● **What to work on**:
Among the entries below, find all lines that include "checked" and copy them.

(Stored records)
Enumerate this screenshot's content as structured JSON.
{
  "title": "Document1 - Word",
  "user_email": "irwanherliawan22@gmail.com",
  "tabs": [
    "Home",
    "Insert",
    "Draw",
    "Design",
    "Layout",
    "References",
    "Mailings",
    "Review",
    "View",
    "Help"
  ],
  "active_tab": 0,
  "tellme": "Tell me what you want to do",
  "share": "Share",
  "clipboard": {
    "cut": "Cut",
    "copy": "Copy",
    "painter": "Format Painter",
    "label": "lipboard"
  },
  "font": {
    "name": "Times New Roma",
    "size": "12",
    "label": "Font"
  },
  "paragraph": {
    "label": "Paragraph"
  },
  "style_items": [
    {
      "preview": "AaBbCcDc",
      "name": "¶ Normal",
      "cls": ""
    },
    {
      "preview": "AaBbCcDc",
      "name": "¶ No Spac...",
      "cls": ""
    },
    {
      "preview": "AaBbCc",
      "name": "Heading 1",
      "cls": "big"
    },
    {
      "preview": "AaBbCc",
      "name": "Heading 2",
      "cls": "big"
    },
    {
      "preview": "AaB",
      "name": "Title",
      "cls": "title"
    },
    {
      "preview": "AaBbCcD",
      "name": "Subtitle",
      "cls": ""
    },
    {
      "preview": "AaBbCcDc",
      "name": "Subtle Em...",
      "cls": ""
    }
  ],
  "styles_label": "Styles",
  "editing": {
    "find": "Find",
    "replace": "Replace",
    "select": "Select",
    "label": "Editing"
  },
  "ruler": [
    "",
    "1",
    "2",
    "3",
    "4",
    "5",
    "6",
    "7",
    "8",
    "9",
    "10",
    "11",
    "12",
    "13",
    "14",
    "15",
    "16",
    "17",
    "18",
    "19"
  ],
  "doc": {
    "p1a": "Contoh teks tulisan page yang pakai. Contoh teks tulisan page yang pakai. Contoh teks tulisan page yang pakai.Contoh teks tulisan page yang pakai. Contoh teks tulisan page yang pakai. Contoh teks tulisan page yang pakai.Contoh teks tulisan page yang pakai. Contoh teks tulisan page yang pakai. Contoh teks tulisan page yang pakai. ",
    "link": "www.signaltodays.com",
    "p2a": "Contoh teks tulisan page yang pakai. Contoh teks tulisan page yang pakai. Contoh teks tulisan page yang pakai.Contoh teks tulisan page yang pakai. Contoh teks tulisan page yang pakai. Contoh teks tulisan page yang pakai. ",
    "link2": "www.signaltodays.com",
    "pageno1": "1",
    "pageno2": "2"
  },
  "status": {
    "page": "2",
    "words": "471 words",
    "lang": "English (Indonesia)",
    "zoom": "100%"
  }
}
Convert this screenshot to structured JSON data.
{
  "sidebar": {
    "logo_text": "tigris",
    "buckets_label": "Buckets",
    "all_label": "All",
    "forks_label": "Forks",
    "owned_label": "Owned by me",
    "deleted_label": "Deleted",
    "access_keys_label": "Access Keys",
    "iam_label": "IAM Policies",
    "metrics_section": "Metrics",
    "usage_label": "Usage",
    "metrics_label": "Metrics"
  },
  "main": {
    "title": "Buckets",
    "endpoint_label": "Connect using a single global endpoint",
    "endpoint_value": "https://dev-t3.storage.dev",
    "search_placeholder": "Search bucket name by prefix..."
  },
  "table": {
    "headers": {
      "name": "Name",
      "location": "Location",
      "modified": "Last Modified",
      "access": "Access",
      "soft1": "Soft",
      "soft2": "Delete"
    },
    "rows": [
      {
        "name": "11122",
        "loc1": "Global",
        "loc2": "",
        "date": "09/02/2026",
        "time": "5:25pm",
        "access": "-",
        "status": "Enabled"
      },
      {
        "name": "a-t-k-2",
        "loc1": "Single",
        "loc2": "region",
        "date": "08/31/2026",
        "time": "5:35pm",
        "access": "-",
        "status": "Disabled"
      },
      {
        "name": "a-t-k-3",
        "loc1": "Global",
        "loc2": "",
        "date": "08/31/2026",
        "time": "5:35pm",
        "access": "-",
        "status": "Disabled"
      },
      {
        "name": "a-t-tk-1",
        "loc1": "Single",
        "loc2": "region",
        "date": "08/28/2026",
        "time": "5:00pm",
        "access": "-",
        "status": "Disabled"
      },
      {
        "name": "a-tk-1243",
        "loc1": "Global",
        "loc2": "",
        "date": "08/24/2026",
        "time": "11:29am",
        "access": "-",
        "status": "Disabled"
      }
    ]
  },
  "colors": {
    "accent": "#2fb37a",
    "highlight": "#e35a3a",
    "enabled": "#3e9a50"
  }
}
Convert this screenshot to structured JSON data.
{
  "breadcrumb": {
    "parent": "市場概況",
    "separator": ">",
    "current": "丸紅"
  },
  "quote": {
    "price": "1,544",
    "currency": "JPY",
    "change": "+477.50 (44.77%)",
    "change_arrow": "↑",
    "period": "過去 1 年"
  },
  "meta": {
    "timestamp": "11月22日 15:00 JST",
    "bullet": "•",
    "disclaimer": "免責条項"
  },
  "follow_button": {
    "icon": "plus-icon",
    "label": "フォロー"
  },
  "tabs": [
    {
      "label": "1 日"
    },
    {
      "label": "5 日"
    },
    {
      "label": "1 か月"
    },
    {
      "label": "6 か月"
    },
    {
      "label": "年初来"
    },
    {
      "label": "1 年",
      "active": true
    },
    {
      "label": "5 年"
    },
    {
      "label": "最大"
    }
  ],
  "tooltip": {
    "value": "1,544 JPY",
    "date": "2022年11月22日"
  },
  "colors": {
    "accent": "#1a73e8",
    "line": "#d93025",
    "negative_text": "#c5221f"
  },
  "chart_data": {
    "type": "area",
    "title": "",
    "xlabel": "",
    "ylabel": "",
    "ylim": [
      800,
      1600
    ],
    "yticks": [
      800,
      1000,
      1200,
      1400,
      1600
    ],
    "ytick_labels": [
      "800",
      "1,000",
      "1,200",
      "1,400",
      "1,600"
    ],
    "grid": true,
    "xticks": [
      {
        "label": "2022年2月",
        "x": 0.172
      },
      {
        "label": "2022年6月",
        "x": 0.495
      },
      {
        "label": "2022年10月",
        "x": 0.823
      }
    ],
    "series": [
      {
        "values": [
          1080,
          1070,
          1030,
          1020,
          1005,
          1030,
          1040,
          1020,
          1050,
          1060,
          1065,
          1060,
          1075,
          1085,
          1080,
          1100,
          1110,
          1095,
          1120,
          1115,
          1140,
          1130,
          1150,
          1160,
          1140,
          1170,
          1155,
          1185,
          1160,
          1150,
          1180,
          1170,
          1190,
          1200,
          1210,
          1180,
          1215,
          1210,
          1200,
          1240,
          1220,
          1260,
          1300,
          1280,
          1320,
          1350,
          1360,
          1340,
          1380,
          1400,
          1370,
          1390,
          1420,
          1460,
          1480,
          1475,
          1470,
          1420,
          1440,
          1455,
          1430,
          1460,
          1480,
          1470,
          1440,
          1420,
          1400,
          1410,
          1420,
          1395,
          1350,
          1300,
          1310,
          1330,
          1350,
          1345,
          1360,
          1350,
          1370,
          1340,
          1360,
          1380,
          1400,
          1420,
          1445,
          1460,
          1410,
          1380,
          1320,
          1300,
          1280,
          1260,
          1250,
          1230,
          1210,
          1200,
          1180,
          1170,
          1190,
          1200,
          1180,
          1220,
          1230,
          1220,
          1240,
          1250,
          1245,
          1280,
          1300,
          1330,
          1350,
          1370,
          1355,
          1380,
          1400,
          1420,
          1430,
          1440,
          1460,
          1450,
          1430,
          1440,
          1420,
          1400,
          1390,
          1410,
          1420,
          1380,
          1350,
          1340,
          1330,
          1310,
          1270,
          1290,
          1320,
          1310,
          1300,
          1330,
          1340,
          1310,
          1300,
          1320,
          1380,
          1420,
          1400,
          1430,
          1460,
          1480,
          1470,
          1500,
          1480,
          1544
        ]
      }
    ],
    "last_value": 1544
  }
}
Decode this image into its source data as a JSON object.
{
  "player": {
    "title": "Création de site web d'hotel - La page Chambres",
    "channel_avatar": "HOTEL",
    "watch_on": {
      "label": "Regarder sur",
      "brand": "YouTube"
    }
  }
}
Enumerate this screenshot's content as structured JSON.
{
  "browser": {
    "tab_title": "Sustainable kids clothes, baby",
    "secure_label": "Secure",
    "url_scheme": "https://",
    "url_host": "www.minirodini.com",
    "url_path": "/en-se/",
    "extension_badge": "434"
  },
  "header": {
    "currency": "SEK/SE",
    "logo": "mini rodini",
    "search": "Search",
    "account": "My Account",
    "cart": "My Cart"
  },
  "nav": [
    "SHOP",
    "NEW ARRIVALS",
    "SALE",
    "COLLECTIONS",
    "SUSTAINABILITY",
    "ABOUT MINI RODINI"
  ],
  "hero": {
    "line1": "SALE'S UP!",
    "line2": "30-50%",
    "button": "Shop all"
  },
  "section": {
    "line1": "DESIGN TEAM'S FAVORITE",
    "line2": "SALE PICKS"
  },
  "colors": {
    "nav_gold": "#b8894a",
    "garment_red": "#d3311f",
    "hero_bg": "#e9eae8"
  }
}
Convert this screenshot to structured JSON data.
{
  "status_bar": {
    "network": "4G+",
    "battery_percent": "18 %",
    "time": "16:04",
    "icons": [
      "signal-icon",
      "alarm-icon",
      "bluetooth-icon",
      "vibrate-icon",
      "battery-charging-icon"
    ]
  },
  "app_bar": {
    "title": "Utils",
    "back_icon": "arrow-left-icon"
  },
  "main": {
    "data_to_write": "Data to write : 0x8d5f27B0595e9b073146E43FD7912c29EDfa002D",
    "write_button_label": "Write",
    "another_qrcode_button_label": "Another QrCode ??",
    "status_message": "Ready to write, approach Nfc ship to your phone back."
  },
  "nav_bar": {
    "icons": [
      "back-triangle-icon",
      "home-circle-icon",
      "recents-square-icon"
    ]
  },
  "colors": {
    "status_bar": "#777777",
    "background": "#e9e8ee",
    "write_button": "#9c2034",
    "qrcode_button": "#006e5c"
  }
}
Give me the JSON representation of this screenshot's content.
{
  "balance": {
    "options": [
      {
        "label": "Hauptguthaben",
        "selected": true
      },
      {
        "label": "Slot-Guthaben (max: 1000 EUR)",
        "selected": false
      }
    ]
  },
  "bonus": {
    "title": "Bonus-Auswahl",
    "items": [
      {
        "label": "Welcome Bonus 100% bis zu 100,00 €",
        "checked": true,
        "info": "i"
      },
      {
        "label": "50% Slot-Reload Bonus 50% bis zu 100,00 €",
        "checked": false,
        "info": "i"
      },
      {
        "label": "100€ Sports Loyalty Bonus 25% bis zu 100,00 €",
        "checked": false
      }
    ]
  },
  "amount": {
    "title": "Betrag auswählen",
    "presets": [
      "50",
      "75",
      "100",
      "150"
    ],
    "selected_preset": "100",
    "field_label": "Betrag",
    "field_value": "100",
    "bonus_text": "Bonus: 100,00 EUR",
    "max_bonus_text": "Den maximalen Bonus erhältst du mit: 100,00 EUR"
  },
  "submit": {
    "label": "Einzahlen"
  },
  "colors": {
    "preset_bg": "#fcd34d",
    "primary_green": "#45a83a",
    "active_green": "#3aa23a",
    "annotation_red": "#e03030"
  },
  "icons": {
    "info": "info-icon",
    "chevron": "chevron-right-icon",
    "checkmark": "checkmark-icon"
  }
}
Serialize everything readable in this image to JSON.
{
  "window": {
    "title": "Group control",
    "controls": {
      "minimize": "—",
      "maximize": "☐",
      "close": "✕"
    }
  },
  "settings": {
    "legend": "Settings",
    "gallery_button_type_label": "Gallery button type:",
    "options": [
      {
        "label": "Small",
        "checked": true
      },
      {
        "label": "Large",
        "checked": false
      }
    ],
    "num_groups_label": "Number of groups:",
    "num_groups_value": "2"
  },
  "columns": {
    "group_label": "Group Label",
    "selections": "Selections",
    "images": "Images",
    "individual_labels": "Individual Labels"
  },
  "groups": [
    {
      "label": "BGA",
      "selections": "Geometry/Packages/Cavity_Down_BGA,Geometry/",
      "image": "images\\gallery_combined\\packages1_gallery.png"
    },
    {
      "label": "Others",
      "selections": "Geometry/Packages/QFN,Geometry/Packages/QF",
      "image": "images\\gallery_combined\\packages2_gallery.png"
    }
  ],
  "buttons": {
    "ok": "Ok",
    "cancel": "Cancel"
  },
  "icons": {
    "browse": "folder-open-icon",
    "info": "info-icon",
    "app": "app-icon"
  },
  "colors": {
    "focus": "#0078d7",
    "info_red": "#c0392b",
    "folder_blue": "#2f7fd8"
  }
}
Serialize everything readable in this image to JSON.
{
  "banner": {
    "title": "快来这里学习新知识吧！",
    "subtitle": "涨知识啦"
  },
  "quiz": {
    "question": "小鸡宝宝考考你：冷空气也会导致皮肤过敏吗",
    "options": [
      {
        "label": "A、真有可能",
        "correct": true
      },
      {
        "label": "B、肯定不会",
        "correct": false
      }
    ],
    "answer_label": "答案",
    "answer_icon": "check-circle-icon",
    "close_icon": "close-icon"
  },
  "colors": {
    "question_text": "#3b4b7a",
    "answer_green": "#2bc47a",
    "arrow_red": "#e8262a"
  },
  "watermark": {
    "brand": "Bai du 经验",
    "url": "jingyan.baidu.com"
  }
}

● **Completed task**:
        "checked": true,
        "checked": false,
        "checked": false
        "checked": true
        "checked": false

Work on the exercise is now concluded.